Instructions to follow>
What you should write out is every line from the one containing "Give me the" to the end of the data, exactly and with nothing else.

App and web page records
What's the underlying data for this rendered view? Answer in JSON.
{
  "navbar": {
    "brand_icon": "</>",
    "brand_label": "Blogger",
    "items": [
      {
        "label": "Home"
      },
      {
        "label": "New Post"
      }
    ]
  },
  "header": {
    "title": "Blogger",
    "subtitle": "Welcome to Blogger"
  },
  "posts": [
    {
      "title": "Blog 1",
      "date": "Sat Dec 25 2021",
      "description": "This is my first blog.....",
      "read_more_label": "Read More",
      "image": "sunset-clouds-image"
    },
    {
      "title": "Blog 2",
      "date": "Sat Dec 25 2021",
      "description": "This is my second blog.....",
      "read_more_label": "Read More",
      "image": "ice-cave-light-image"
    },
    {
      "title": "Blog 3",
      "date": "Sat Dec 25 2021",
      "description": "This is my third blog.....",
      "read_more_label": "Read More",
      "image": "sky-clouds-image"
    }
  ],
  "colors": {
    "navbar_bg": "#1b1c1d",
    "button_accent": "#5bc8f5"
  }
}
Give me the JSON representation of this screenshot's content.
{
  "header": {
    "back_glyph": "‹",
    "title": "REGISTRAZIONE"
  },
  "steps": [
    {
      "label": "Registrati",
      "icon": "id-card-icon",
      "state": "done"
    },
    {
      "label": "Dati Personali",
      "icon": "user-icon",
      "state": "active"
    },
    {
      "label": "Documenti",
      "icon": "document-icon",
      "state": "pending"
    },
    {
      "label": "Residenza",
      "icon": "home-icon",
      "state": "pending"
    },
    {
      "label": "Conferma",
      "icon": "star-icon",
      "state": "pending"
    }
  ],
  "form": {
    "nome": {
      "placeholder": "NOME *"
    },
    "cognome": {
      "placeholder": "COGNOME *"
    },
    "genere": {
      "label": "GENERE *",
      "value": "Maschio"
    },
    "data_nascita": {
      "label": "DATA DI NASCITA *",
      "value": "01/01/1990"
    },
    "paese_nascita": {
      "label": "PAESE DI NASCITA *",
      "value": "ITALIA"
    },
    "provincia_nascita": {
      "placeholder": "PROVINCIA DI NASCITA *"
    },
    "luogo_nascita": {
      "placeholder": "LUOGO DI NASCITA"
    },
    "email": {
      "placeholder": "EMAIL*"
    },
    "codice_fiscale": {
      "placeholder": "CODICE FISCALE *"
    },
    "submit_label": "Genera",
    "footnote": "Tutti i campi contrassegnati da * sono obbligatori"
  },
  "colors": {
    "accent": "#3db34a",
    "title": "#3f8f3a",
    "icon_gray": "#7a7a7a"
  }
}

Solution for this task>
Give me the JSON representation of this screenshot's content.
{
  "header": {
    "back_glyph": "‹",
    "title": "REGISTRAZIONE"
  },
  "steps": [
    {
      "label": "Registrati",
      "icon": "id-card-icon",
      "state": "done"
    },
    {
      "label": "Dati Personali",
      "icon": "user-icon",
      "state": "active"
    },
    {
      "label": "Documenti",
      "icon": "document-icon",
      "state": "pending"
    },
    {
      "label": "Residenza",
      "icon": "home-icon",
      "state": "pending"
    },
    {
      "label": "Conferma",
      "icon": "star-icon",
      "state": "pending"
    }
  ],
  "form": {
    "nome": {
      "placeholder": "NOME *"
    },
    "cognome": {
      "placeholder": "COGNOME *"
    },
    "genere": {
      "label": "GENERE *",
      "value": "Maschio"
    },
    "data_nascita": {
      "label": "DATA DI NASCITA *",
      "value": "01/01/1990"
    },
    "paese_nascita": {
      "label": "PAESE DI NASCITA *",
      "value": "ITALIA"
    },
    "provincia_nascita": {
      "placeholder": "PROVINCIA DI NASCITA *"
    },
    "luogo_nascita": {
      "placeholder": "LUOGO DI NASCITA"
    },
    "email": {
      "placeholder": "EMAIL*"
    },
    "codice_fiscale": {
      "placeholder": "CODICE FISCALE *"
    },
    "submit_label": "Genera",
    "footnote": "Tutti i campi contrassegnati da * sono obbligatori"
  },
  "colors": {
    "accent": "#3db34a",
    "title": "#3f8f3a",
    "icon_gray": "#7a7a7a"
  }
}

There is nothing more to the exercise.